Start of Given records
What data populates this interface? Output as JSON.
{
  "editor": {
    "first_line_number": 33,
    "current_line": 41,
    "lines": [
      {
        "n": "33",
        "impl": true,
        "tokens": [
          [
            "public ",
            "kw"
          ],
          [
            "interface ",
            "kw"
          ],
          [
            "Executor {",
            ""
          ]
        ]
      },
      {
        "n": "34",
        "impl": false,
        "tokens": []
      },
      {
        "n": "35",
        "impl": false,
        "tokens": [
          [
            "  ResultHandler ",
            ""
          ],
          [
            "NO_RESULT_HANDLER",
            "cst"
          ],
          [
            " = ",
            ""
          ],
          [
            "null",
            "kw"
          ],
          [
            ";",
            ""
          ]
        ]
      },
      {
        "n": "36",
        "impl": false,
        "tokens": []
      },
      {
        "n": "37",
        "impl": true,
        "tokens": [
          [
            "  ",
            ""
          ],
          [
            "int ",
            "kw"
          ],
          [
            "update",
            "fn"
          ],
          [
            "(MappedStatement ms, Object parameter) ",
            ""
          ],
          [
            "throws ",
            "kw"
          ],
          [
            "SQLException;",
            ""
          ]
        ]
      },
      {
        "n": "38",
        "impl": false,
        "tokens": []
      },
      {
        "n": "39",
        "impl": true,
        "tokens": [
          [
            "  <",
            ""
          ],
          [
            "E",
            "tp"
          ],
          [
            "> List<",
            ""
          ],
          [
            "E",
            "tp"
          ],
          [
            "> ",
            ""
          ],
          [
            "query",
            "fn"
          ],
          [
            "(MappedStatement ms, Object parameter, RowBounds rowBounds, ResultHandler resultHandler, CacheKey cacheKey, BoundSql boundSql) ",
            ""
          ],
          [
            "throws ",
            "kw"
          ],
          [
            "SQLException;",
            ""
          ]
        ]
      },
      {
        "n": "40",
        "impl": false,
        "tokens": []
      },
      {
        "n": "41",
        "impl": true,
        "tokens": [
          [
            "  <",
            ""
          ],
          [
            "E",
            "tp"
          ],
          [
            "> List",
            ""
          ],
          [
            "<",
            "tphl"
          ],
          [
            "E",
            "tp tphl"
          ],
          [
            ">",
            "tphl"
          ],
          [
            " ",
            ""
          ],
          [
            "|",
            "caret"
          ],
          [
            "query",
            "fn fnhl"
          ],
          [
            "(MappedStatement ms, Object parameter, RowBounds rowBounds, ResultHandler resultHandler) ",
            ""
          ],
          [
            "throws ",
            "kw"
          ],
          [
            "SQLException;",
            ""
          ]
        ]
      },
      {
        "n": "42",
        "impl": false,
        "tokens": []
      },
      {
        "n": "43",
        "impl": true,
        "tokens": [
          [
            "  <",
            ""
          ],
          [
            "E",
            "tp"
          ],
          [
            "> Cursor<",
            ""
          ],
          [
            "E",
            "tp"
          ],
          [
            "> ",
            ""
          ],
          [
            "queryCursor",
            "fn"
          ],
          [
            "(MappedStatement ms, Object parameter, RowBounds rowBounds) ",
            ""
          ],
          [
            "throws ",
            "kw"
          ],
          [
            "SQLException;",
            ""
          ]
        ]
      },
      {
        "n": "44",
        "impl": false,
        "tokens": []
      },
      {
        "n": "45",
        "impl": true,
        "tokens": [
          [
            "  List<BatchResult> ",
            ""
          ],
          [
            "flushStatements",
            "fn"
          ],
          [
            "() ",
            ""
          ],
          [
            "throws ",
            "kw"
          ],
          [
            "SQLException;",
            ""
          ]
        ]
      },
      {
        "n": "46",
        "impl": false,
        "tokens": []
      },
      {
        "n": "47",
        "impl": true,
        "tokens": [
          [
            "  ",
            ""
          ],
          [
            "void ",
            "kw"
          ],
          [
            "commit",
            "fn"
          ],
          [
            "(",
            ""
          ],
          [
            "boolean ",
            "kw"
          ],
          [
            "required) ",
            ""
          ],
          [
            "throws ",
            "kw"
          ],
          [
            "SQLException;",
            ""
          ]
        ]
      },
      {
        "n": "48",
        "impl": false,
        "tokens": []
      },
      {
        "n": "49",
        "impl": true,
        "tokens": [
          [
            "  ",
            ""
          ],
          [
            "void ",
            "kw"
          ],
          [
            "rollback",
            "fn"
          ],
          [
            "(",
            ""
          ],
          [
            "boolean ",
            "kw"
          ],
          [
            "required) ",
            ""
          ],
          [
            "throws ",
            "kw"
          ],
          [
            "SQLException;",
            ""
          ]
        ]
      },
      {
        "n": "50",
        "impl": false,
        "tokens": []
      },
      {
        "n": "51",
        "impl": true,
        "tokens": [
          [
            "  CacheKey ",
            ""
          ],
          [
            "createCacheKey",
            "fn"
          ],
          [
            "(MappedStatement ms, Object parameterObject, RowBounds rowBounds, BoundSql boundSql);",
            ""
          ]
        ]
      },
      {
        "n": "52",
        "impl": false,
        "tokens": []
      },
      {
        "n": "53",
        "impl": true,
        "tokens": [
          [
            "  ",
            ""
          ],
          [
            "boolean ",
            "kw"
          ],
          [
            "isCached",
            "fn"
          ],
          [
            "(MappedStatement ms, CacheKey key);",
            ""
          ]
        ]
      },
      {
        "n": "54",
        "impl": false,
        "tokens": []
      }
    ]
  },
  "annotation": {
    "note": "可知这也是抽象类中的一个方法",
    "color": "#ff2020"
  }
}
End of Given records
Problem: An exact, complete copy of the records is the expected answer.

Your response:
What data populates this interface? Output as JSON.
{
  "editor": {
    "first_line_number": 33,
    "current_line": 41,
    "lines": [
      {
        "n": "33",
        "impl": true,
        "tokens": [
          [
            "public ",
            "kw"
          ],
          [
            "interface ",
            "kw"
          ],
          [
            "Executor {",
            ""
          ]
        ]
      },
      {
        "n": "34",
        "impl": false,
        "tokens": []
      },
      {
        "n": "35",
        "impl": false,
        "tokens": [
          [
            "  ResultHandler ",
            ""
          ],
          [
            "NO_RESULT_HANDLER",
            "cst"
          ],
          [
            " = ",
            ""
          ],
          [
            "null",
            "kw"
          ],
          [
            ";",
            ""
          ]
        ]
      },
      {
        "n": "36",
        "impl": false,
        "tokens": []
      },
      {
        "n": "37",
        "impl": true,
        "tokens": [
          [
            "  ",
            ""
          ],
          [
            "int ",
            "kw"
          ],
          [
            "update",
            "fn"
          ],
          [
            "(MappedStatement ms, Object parameter) ",
            ""
          ],
          [
            "throws ",
            "kw"
          ],
          [
            "SQLException;",
            ""
          ]
        ]
      },
      {
        "n": "38",
        "impl": false,
        "tokens": []
      },
      {
        "n": "39",
        "impl": true,
        "tokens": [
          [
            "  <",
            ""
          ],
          [
            "E",
            "tp"
          ],
          [
            "> List<",
            ""
          ],
          [
            "E",
            "tp"
          ],
          [
            "> ",
            ""
          ],
          [
            "query",
            "fn"
          ],
          [
            "(MappedStatement ms, Object parameter, RowBounds rowBounds, ResultHandler resultHandler, CacheKey cacheKey, BoundSql boundSql) ",
            ""
          ],
          [
            "throws ",
            "kw"
          ],
          [
            "SQLException;",
            ""
          ]
        ]
      },
      {
        "n": "40",
        "impl": false,
        "tokens": []
      },
      {
        "n": "41",
        "impl": true,
        "tokens": [
          [
            "  <",
            ""
          ],
          [
            "E",
            "tp"
          ],
          [
            "> List",
            ""
          ],
          [
            "<",
            "tphl"
          ],
          [
            "E",
            "tp tphl"
          ],
          [
            ">",
            "tphl"
          ],
          [
            " ",
            ""
          ],
          [
            "|",
            "caret"
          ],
          [
            "query",
            "fn fnhl"
          ],
          [
            "(MappedStatement ms, Object parameter, RowBounds rowBounds, ResultHandler resultHandler) ",
            ""
          ],
          [
            "throws ",
            "kw"
          ],
          [
            "SQLException;",
            ""
          ]
        ]
      },
      {
        "n": "42",
        "impl": false,
        "tokens": []
      },
      {
        "n": "43",
        "impl": true,
        "tokens": [
          [
            "  <",
            ""
          ],
          [
            "E",
            "tp"
          ],
          [
            "> Cursor<",
            ""
          ],
          [
            "E",
            "tp"
          ],
          [
            "> ",
            ""
          ],
          [
            "queryCursor",
            "fn"
          ],
          [
            "(MappedStatement ms, Object parameter, RowBounds rowBounds) ",
            ""
          ],
          [
            "throws ",
            "kw"
          ],
          [
            "SQLException;",
            ""
          ]
        ]
      },
      {
        "n": "44",
        "impl": false,
        "tokens": []
      },
      {
        "n": "45",
        "impl": true,
        "tokens": [
          [
            "  List<BatchResult> ",
            ""
          ],
          [
            "flushStatements",
            "fn"
          ],
          [
            "() ",
            ""
          ],
          [
            "throws ",
            "kw"
          ],
          [
            "SQLException;",
            ""
          ]
        ]
      },
      {
        "n": "46",
        "impl": false,
        "tokens": []
      },
      {
        "n": "47",
        "impl": true,
        "tokens": [
          [
            "  ",
            ""
          ],
          [
            "void ",
            "kw"
          ],
          [
            "commit",
            "fn"
          ],
          [
            "(",
            ""
          ],
          [
            "boolean ",
            "kw"
          ],
          [
            "required) ",
            ""
          ],
          [
            "throws ",
            "kw"
          ],
          [
            "SQLException;",
            ""
          ]
        ]
      },
      {
        "n": "48",
        "impl": false,
        "tokens": []
      },
      {
        "n": "49",
        "impl": true,
        "tokens": [
          [
            "  ",
            ""
          ],
          [
            "void ",
            "kw"
          ],
          [
            "rollback",
            "fn"
          ],
          [
            "(",
            ""
          ],
          [
            "boolean ",
            "kw"
          ],
          [
            "required) ",
            ""
          ],
          [
            "throws ",
            "kw"
          ],
          [
            "SQLException;",
            ""
          ]
        ]
      },
      {
        "n": "50",
        "impl": false,
        "tokens": []
      },
      {
        "n": "51",
        "impl": true,
        "tokens": [
          [
            "  CacheKey ",
            ""
          ],
          [
            "createCacheKey",
            "fn"
          ],
          [
            "(MappedStatement ms, Object parameterObject, RowBounds rowBounds, BoundSql boundSql);",
            ""
          ]
        ]
      },
      {
        "n": "52",
        "impl": false,
        "tokens": []
      },
      {
        "n": "53",
        "impl": true,
        "tokens": [
          [
            "  ",
            ""
          ],
          [
            "boolean ",
            "kw"
          ],
          [
            "isCached",
            "fn"
          ],
          [
            "(MappedStatement ms, CacheKey key);",
            ""
          ]
        ]
      },
      {
        "n": "54",
        "impl": false,
        "tokens": []
      }
    ]
  },
  "annotation": {
    "note": "可知这也是抽象类中的一个方法",
    "color": "#ff2020"
  }
}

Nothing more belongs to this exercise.